* **Dataset excerpts**:

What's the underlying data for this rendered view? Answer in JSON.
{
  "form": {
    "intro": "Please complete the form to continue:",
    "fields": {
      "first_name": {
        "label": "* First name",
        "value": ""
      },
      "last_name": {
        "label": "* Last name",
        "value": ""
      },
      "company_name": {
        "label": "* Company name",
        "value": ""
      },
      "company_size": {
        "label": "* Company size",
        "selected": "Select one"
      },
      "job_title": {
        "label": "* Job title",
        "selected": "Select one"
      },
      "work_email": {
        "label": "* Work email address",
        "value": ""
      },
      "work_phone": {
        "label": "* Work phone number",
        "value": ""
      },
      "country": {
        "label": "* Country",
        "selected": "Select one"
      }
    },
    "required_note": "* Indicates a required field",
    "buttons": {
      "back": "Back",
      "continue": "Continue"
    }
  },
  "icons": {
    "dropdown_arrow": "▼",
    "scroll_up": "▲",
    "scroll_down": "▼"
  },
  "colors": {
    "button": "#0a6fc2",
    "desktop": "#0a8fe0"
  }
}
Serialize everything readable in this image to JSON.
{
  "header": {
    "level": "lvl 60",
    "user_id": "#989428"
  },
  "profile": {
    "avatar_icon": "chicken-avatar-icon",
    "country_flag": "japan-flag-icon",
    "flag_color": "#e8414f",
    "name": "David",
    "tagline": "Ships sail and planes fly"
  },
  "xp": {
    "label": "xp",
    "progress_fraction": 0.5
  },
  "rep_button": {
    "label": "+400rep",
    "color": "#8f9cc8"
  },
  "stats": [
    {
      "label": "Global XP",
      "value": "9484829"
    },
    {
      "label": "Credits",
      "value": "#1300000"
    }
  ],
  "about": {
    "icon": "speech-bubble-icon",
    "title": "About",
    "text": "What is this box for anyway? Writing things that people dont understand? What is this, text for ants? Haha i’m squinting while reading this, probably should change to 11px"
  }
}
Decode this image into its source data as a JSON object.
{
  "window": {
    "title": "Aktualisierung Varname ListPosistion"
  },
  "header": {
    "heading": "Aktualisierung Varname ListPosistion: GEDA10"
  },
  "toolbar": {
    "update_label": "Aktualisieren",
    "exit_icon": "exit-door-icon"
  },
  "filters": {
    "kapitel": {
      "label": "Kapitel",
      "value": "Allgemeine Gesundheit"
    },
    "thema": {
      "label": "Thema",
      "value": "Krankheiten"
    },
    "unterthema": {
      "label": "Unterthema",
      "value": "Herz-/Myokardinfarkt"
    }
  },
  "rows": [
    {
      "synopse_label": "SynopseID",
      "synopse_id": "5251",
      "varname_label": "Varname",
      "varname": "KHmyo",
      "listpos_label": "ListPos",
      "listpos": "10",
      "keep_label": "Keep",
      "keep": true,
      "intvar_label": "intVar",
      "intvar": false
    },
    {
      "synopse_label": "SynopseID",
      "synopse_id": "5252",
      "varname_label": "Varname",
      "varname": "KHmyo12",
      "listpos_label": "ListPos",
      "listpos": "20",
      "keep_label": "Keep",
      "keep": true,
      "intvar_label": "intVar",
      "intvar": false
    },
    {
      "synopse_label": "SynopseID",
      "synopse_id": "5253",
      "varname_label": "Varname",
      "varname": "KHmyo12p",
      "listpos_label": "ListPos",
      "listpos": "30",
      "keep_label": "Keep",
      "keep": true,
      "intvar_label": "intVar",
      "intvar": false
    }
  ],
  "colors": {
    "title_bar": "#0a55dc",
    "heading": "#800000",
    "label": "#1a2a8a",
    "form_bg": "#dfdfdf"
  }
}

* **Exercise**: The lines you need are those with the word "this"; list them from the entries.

* **Your solution**:
What's the underlying data for this rendered view? Answer in JSON.
Serialize everything readable in this image to JSON.
    "text": "What is this box for anyway? Writing things that people dont understand? What is this, text for ants? Haha i’m squinting while reading this, probably should change to 11px"
Decode this image into its source data as a JSON object.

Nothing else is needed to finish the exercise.